Date of Graduation


Document Type


Degree Type



Statler College of Engineering and Mineral Resources


Lane Department of Computer Science and Electrical Engineering

Committee Chair

K. Subramani

Committee Co-Chair

Elaine Eschen

Committee Member

Hong-Jian Lai

Committee Member

James Mooney

Committee Member

Arun Ross
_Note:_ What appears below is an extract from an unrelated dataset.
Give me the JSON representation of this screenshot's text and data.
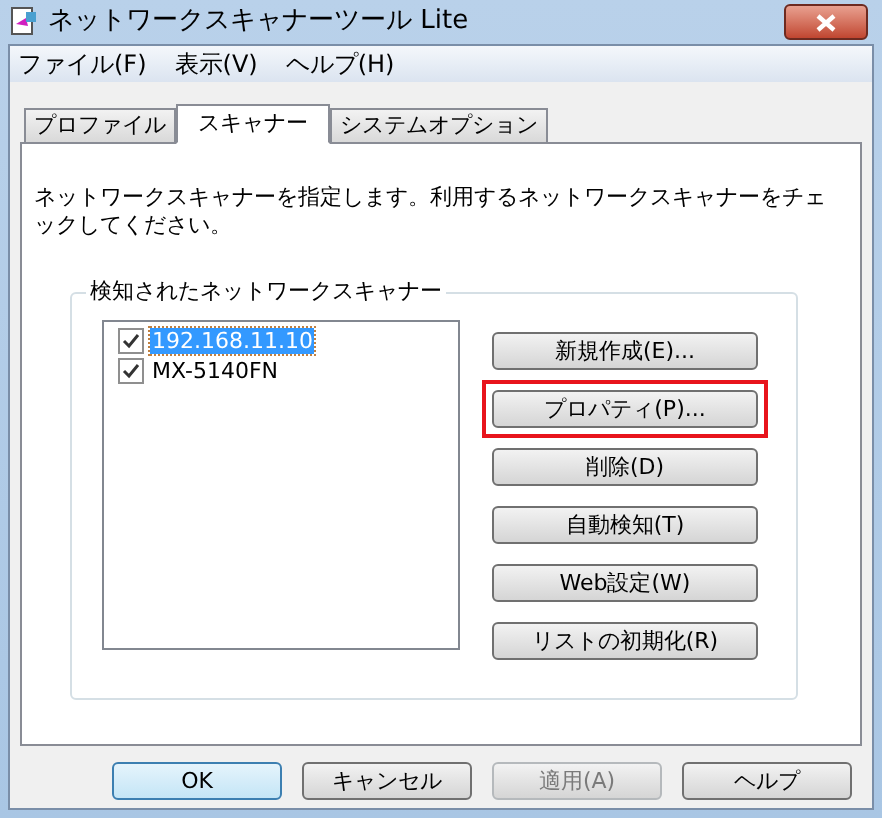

This thesis studies three problems in network optimization, viz., the minimum spanning tree verification (MSTV) problem, the undirected negative cost cycle detection (UNCCD) problem, and the negative cost girth (NCG) problem. These problems find applications in several domains including program verification, proof theory, real-time scheduling, social networking, and operations research.;The MSTV problem is defined as follows: Given an undirected graph G = (V,E) and a spanning tree T, is T a minimum spanning tree of G? We focus on the case where the number of distinct edge weights is bounded. Using a bucketed data structure to organize the edge weights, we present an efficient algorithm for the MSTV problem, which runs in O (| E| + |V| · K) time, where K is the number of distinct edge weights. When K is a fixed constant, this algorithm runs in linear time. We also profile our MSTV algorithm with the current fastest known MSTV implementation. Our results demonstrate the superiority of our algorithm when K ≤ 24.;The UNCCD problem is defined as follows: Given an undirected graph G = (V,E) with arbitrarily weighted edges, does G contain a negative cost cycle? We discuss two polynomial time algorithms for solving the UNCCD problem: the b-matching approach and the T-join approach. We obtain new results for the case where the edge costs are integers in the range {lcub}--K ·· K{rcub}, where K is a positive constant. We also provide the first extensive empirical study that profiles the discussed UNCCD algorithms for various graph types, sizes, and experiments.;The NCG problem is defined as follows: Given a directed graph G = (V,E) with arbitrarily weighted edges, find the length, or number of edges, of the negative cost cycle having the least number of edges. We discuss three strongly polynomial NCG algorithms. The first NCG algorithm is known as the matrix multiplication approach in the literature. We present two new NCG algorithms that are asymptotically and empirically superior to the matrix multiplication approach for sparse graphs. We also provide a parallel implementation of the matrix multiplication approach that runs in polylogarithmic parallel time using a polynomial number of processors. We include an implementation profile to demonstrate the efficiency of the parallel implementation as we increase the graph size and number of processors. We also present an NCG algorithm for planar graphs that is asymptotically faster than the fastest topology-oblivious algorithm when restricted to planar graphs.